*** Opening DATA TO USE ***

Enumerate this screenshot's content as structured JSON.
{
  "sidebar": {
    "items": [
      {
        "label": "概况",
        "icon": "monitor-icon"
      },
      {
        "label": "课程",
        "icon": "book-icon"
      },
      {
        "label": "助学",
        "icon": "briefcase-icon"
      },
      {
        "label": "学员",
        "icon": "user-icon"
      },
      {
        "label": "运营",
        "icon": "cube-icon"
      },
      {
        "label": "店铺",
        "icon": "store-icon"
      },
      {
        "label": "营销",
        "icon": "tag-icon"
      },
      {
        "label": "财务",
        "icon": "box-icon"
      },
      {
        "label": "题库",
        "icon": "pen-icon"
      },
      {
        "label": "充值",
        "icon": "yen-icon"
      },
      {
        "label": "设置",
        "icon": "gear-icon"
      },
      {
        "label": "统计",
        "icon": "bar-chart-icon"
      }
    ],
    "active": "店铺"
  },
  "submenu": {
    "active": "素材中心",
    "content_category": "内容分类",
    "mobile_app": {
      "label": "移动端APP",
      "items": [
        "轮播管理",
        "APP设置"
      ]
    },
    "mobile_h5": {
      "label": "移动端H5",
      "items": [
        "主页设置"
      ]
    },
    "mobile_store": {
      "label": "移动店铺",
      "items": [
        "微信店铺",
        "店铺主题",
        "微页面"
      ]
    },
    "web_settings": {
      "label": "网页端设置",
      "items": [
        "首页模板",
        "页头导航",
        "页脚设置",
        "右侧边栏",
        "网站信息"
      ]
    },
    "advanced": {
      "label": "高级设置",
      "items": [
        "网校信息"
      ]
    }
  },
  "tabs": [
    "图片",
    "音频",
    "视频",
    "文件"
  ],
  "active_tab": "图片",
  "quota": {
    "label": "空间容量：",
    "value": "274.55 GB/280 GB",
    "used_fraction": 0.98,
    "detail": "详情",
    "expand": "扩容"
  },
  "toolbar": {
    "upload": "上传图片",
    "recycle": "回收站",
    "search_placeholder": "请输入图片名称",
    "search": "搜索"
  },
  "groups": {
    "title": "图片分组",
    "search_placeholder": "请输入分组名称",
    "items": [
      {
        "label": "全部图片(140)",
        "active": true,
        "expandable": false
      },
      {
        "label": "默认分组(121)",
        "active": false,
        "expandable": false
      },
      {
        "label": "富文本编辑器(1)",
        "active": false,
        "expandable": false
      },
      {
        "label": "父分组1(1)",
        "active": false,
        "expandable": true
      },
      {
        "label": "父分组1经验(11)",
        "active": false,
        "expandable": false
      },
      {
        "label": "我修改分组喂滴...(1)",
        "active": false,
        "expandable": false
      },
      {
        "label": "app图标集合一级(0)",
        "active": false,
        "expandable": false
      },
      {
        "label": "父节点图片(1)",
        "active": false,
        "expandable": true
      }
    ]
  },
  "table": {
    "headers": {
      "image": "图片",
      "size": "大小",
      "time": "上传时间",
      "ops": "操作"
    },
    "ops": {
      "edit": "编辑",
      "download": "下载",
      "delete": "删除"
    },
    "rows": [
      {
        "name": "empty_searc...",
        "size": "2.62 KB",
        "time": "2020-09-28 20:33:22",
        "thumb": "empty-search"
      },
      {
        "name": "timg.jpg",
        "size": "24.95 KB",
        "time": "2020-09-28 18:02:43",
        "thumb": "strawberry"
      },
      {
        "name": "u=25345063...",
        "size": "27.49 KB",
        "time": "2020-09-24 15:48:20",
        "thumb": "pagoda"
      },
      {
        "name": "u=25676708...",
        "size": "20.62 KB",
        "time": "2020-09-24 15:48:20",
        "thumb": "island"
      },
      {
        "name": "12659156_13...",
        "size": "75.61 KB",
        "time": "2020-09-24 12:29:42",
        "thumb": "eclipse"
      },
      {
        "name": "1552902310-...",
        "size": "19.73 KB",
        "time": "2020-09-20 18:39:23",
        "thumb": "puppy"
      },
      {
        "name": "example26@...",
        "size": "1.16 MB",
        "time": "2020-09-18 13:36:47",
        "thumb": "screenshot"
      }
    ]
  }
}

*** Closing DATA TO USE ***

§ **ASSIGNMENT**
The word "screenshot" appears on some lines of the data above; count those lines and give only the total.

§ **ANSWER FOR THIS EXERCISE**
2